| Exercise instructions |
Examine each line of the data. Copy those that contain the string "QNAP".

| Stored entries |
^^^^^^^^^^^^^^^^
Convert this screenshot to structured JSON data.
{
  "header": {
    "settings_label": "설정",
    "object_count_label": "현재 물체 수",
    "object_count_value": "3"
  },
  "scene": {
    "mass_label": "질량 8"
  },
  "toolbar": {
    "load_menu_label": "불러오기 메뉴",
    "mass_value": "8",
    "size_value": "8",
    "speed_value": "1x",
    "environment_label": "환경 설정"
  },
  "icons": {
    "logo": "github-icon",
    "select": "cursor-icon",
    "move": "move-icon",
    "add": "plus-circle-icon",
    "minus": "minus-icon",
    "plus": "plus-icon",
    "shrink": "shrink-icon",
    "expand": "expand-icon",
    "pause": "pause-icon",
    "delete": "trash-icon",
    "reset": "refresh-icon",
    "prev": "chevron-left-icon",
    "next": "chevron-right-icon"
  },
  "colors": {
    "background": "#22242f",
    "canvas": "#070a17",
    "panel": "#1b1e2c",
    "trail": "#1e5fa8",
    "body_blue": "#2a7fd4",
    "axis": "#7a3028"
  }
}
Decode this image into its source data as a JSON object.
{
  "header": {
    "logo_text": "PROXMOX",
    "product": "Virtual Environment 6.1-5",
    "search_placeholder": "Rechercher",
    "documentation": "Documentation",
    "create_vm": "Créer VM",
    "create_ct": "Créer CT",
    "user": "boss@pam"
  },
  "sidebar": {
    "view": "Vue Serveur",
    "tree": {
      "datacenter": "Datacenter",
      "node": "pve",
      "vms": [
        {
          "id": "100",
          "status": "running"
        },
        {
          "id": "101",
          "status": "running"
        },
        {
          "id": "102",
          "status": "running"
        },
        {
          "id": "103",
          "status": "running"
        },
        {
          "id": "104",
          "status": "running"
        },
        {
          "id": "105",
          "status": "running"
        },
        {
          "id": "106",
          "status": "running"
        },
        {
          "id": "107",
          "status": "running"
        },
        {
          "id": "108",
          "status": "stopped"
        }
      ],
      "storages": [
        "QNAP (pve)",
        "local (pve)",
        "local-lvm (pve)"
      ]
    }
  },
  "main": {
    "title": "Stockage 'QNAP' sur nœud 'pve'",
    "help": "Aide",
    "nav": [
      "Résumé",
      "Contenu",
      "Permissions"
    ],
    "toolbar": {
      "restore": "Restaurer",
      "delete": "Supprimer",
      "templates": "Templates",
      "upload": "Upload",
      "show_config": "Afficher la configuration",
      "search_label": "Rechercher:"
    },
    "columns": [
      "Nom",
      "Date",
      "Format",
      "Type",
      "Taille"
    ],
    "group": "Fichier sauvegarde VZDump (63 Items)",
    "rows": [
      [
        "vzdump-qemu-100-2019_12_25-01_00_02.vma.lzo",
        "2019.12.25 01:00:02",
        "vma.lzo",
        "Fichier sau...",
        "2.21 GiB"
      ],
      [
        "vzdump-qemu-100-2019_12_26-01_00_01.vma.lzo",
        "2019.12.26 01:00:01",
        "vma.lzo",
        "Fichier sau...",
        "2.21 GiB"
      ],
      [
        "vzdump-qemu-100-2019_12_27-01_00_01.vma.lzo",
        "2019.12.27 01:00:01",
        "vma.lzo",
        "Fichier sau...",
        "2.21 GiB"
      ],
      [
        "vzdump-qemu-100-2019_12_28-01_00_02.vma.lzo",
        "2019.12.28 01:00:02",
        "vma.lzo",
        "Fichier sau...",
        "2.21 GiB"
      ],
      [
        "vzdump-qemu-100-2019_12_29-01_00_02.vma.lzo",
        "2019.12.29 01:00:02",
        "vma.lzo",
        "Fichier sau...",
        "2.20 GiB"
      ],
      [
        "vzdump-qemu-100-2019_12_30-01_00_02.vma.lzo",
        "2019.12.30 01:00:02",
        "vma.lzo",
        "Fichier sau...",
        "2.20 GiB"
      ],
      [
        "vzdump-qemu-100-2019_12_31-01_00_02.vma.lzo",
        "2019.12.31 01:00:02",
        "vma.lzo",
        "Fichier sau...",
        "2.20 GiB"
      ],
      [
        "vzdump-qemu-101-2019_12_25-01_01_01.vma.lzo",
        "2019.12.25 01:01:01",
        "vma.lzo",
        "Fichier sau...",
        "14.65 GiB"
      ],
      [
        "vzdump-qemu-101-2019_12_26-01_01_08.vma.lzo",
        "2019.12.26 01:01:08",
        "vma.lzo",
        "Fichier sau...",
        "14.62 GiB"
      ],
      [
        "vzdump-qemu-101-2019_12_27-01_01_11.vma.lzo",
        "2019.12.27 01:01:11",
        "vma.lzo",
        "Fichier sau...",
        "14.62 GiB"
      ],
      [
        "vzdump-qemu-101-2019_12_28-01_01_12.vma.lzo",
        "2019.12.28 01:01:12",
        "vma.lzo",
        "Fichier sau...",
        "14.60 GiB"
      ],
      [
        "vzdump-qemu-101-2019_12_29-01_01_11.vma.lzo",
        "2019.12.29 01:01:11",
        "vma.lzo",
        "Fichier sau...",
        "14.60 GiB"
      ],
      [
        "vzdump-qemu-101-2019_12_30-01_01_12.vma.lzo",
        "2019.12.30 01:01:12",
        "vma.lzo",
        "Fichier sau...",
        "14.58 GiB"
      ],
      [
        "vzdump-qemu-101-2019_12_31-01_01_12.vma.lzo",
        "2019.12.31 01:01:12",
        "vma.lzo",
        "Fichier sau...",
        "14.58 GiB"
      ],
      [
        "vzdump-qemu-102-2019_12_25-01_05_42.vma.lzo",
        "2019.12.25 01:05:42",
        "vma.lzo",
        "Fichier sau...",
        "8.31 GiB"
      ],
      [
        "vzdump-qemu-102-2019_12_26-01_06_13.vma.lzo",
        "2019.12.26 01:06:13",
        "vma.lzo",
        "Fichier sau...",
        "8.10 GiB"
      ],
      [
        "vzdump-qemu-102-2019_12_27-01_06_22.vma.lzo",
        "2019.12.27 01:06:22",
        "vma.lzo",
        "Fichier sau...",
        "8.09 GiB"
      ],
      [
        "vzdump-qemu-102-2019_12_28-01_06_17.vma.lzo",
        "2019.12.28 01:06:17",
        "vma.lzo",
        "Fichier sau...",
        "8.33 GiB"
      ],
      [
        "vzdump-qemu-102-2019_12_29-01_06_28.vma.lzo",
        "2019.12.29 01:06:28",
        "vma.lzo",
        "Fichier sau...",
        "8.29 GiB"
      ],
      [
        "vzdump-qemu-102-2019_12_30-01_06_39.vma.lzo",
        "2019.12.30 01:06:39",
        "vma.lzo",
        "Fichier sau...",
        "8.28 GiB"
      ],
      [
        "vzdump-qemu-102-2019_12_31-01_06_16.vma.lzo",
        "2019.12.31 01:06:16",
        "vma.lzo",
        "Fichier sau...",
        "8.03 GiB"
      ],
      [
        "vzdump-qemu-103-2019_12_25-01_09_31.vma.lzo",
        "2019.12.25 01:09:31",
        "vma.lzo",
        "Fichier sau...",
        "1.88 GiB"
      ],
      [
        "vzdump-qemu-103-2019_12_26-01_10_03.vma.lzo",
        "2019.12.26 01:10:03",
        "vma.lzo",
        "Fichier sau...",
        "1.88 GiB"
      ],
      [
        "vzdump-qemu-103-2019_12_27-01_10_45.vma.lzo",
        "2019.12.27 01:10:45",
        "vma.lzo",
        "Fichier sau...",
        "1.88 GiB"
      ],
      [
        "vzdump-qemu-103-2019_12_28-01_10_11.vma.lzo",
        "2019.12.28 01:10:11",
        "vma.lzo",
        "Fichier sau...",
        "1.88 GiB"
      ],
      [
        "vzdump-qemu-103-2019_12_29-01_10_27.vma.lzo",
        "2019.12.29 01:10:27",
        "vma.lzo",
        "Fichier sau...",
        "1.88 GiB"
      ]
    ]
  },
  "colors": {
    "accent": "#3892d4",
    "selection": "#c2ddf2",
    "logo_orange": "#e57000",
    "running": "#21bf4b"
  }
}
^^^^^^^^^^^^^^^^
| Written solution |
        "QNAP (pve)",
    "title": "Stockage 'QNAP' sur nœud 'pve'",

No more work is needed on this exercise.